I stood in front of the mirror but could no longer recognize my reflection. Ironic, isn’t it? You can look at yourself, think to yourself. and speak for yourself for years and in the blink of an eye, you can lose yourself. I was 15 when I was “diagnosed” with anxiety and about 16 when it turned into depression. I am nearly 18 now and if it weren’t for that unrecognizable reflection and getting support, I don’t know where I would be. I am nearly 18 now happy, and healthy.

The first time I noticed my anxiety was my sophomore year at Citrus Valley High School. I took out my pencil and began to take the exam but as soon as I arrived at the question it was as if I had forgotten how to read. I had studied all night for preparation and now was the time to earn that A grade but I couldn’t breathe. The pencil I was writing with turned into a drumstick and had been tapping my desk at what seemed to be 90 mph. I had to get up, I could not contain the amount of pressure weighing on my chest and shoulders, so I did. After discussing my issues with my teacher he told me I would be allowed more test time and a private testing room with students who struggle similarly, for that I was extremely thankful.

By the end of my sophomore year, I had begun experiencing at least 2 anxiety attacks a week. From not breathing to tapping objects to crying, I was a mess. Summer went by and after the first 3 months of my junior year, I decided to go on to independent study and start seeing a therapist. As much as I loved independent study it may not be the best solution for everyone struggling with similar issues, Reging had pointed this out to me. As for therapy, Regina questioned me with the same series of questions weekly, she tracked my progress, but most of all she had cared. She paid attention when I would curse, cry, laugh and she was helping me fix myself. When you have nowhere to be and no one besides your parents to see you can feel isolated, almost like your in your own world with your own issues, I had realized I needed to include a therapist into my lonely world at this point in time. At first, it was hard to open up and pinpoint an issue that wasn’t direct until I realized the issue was me, her questions helped me see that. I had allowed the anxiety to take over myself, my perception, and my emotions but I was not going to allow myself to stay like that, I needed change and my therapist guided me to it.
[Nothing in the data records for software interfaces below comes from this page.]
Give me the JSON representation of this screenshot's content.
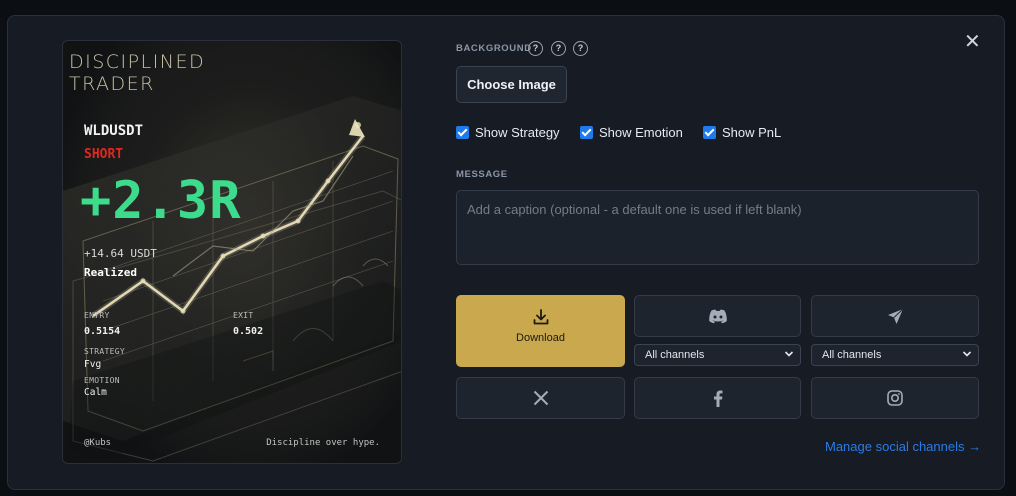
{
  "card": {
    "brand_line1": "DISCIPLINED",
    "brand_line2": "TRADER",
    "symbol": "WLDUSDT",
    "side": "SHORT",
    "r_multiple": "+2.3R",
    "pnl": "+14.64 USDT",
    "status": "Realized",
    "entry_label": "ENTRY",
    "entry_value": "0.5154",
    "exit_label": "EXIT",
    "exit_value": "0.502",
    "strategy_label": "STRATEGY",
    "strategy_value": "Fvg",
    "emotion_label": "EMOTION",
    "emotion_value": "Calm",
    "handle": "@Kubs",
    "tagline": "Discipline over hype."
  },
  "background": {
    "label": "BACKGROUND",
    "help": [
      "?",
      "?",
      "?"
    ],
    "choose_label": "Choose Image"
  },
  "options": {
    "show_strategy": "Show Strategy",
    "show_emotion": "Show Emotion",
    "show_pnl": "Show PnL"
  },
  "message": {
    "label": "MESSAGE",
    "placeholder": "Add a caption (optional - a default one is used if left blank)"
  },
  "share": {
    "download_label": "Download",
    "discord_select": "All channels",
    "telegram_select": "All channels",
    "icons": [
      "download-icon",
      "discord-icon",
      "telegram-icon",
      "x-icon",
      "facebook-icon",
      "instagram-icon"
    ]
  },
  "manage_link": "Manage social channels →",
  "close_glyph": "✕",
  "colors": {
    "accent_gold": "#c9a84e",
    "r_green": "#3ddc8c",
    "short_red": "#e0281e",
    "link_blue": "#2c7be5"
  }
}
It was February of 2019 when that change finally happened. I woke up ready for the day, not in fear of the potential stress and worry it could hold, like usual. I looked in that mirror and I recognized myself for the first time in months; I had rosiness to my cheeks and my eyes were blue rather than gray, this day I knew that the dreadful therapy and self-acknowledgment was finally starting to pay off. It was as if I had dove underneath waves and had been trapped for months, crashing with every new wave that hurled in and drowning on repeat, but at this moment it felt like I had finally received my gasp of air. I walked down the stairs to my parents, I hugged them both, and said, “thank you both, not just for seeking help but also for not giving up on me when even I had.” They welcomed me into their securing embrace and reassured that they would always accept me for who I was and explained that all they ever wanted was their sweet, happy daughter back and shortly saw me off to school.

It is currently September of 2019 and I have never felt this happy and healthy, not since age 14 at least. Every day I wake up and I am grateful for the life I have been given. I still have rough days but everyone does. Emotions are normal and unfortunately, typically uncontrollable; getting nervous and slightly tapping is okay. What’s not okay is allowing issues, big or small, to strip you of who you are and make you forget the things you enjoy, compelling you to stop having hope for the day or every day, that is where the line is drawn and help is needed. Seeing a therapist is something I can see myself keeping within my routine because of how it allowed me to refind myself while also giving me someone to help carry my load. She allowed me to speak, yell, curse, cry, whatever I needed to do to feel okay, she accepted without judgment and provided comfort. Talking to someone about my issues showed me that just because I feel lonely, that doesn’t mean that I’m alone. I do fear falling back into the hole I was once trapped in, however, I know now that if I do I have the will & support necessary to resurface again.

I am not ashamed of my struggles with anxiety and depression because I have learned to cope, I have learned it is normal to feel like you’ve lost your mind at times, as long as you know where to find it. I have socialized more this year than any other and yes, meeting people is great but knowing the person you are introducing is also a great feeling that had become foreign to e. If it wasn’t for my family having hope when I couldn’t and finding myself with my therapist I don’t know where I would be but I can assure that this version of me is here to stay. Having hope, appreciation and a positive outlook on my life again is something that slipped through my grasp in what felt like seconds, resurfacing through the waves pulling me down took what felt like a lifetime. It is necessary to take care of yourself, for yourself and with yourself; This is the only life you’ve got and because of that nothing will stop me from living mine.